======== Provided records
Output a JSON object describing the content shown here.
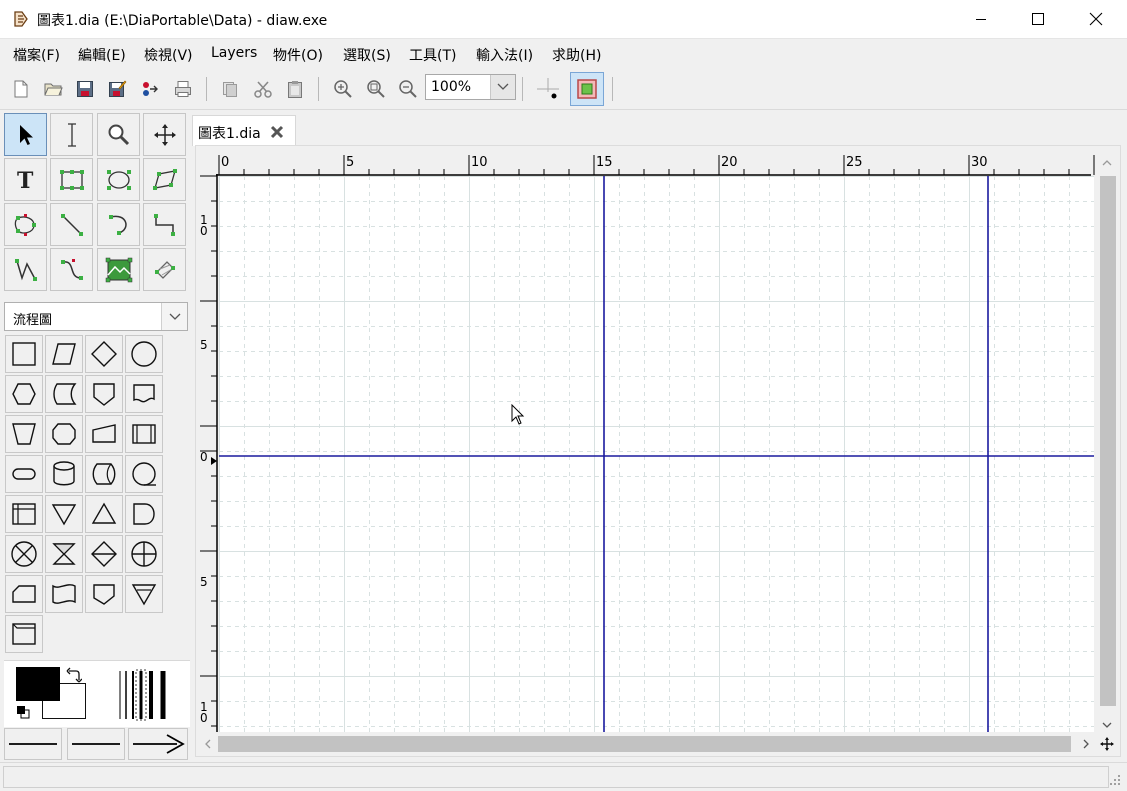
{
  "window": {
    "title": "圖表1.dia (E:\\DiaPortable\\Data) - diaw.exe",
    "controls": [
      "minimize",
      "maximize",
      "close"
    ]
  },
  "menu": [
    "檔案(F)",
    "編輯(E)",
    "檢視(V)",
    "Layers",
    "物件(O)",
    "選取(S)",
    "工具(T)",
    "輸入法(I)",
    "求助(H)"
  ],
  "toolbar": {
    "zoom": "100%",
    "icons": [
      "new-file-icon",
      "open-folder-icon",
      "save-icon",
      "save-as-icon",
      "export-icon",
      "print-icon",
      "copy-icon",
      "cut-icon",
      "paste-icon",
      "zoom-in-icon",
      "zoom-fit-icon",
      "zoom-out-icon",
      "snap-to-grid-icon",
      "snap-to-objects-icon"
    ]
  },
  "tools": {
    "rows": [
      [
        "pointer-tool",
        "text-edit-tool",
        "magnify-tool",
        "scroll-tool"
      ],
      [
        "text-tool",
        "box-tool",
        "ellipse-tool",
        "polygon-tool"
      ],
      [
        "beziergon-tool",
        "line-tool",
        "arc-tool",
        "zigzagline-tool"
      ],
      [
        "polyline-tool",
        "bezierline-tool",
        "image-tool",
        "outline-tool"
      ]
    ],
    "active": "pointer-tool"
  },
  "sheet": {
    "selected": "流程圖",
    "shapes": [
      [
        "process",
        "input-output",
        "decision",
        "connector"
      ],
      [
        "preparation",
        "magnetic-drum",
        "offpage-connector",
        "document"
      ],
      [
        "manual-operation",
        "hexagon",
        "manual-input",
        "predefined-process"
      ],
      [
        "terminal",
        "magnetic-disk",
        "direct-access-storage",
        "sequential-data"
      ],
      [
        "internal-storage",
        "merge",
        "extract",
        "delay"
      ],
      [
        "summing-junction",
        "collate",
        "sort",
        "or"
      ],
      [
        "card",
        "punched-tape",
        "offline-storage",
        "transfer"
      ],
      [
        "auxiliary-operation"
      ]
    ]
  },
  "colors": {
    "foreground": "#000000",
    "background": "#ffffff",
    "guide": "#1a1a9e",
    "grid": "#d8e1e1",
    "page_bg": "#ffffff"
  },
  "tab": {
    "label": "圖表1.dia"
  },
  "ruler": {
    "top_labels": [
      "0",
      "5",
      "10",
      "15",
      "20",
      "25",
      "30"
    ],
    "left_labels": [
      "10",
      "5",
      "0",
      "5",
      "10"
    ]
  },
  "status": {
    "text": ""
  }
}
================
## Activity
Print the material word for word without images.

## Final answer
Output a JSON object describing the content shown here.
{
  "window": {
    "title": "圖表1.dia (E:\\DiaPortable\\Data) - diaw.exe",
    "controls": [
      "minimize",
      "maximize",
      "close"
    ]
  },
  "menu": [
    "檔案(F)",
    "編輯(E)",
    "檢視(V)",
    "Layers",
    "物件(O)",
    "選取(S)",
    "工具(T)",
    "輸入法(I)",
    "求助(H)"
  ],
  "toolbar": {
    "zoom": "100%",
    "icons": [
      "new-file-icon",
      "open-folder-icon",
      "save-icon",
      "save-as-icon",
      "export-icon",
      "print-icon",
      "copy-icon",
      "cut-icon",
      "paste-icon",
      "zoom-in-icon",
      "zoom-fit-icon",
      "zoom-out-icon",
      "snap-to-grid-icon",
      "snap-to-objects-icon"
    ]
  },
  "tools": {
    "rows": [
      [
        "pointer-tool",
        "text-edit-tool",
        "magnify-tool",
        "scroll-tool"
      ],
      [
        "text-tool",
        "box-tool",
        "ellipse-tool",
        "polygon-tool"
      ],
      [
        "beziergon-tool",
        "line-tool",
        "arc-tool",
        "zigzagline-tool"
      ],
      [
        "polyline-tool",
        "bezierline-tool",
        "image-tool",
        "outline-tool"
      ]
    ],
    "active": "pointer-tool"
  },
  "sheet": {
    "selected": "流程圖",
    "shapes": [
      [
        "process",
        "input-output",
        "decision",
        "connector"
      ],
      [
        "preparation",
        "magnetic-drum",
        "offpage-connector",
        "document"
      ],
      [
        "manual-operation",
        "hexagon",
        "manual-input",
        "predefined-process"
      ],
      [
        "terminal",
        "magnetic-disk",
        "direct-access-storage",
        "sequential-data"
      ],
      [
        "internal-storage",
        "merge",
        "extract",
        "delay"
      ],
      [
        "summing-junction",
        "collate",
        "sort",
        "or"
      ],
      [
        "card",
        "punched-tape",
        "offline-storage",
        "transfer"
      ],
      [
        "auxiliary-operation"
      ]
    ]
  },
  "colors": {
    "foreground": "#000000",
    "background": "#ffffff",
    "guide": "#1a1a9e",
    "grid": "#d8e1e1",
    "page_bg": "#ffffff"
  },
  "tab": {
    "label": "圖表1.dia"
  },
  "ruler": {
    "top_labels": [
      "0",
      "5",
      "10",
      "15",
      "20",
      "25",
      "30"
    ],
    "left_labels": [
      "10",
      "5",
      "0",
      "5",
      "10"
    ]
  },
  "status": {
    "text": ""
  }
}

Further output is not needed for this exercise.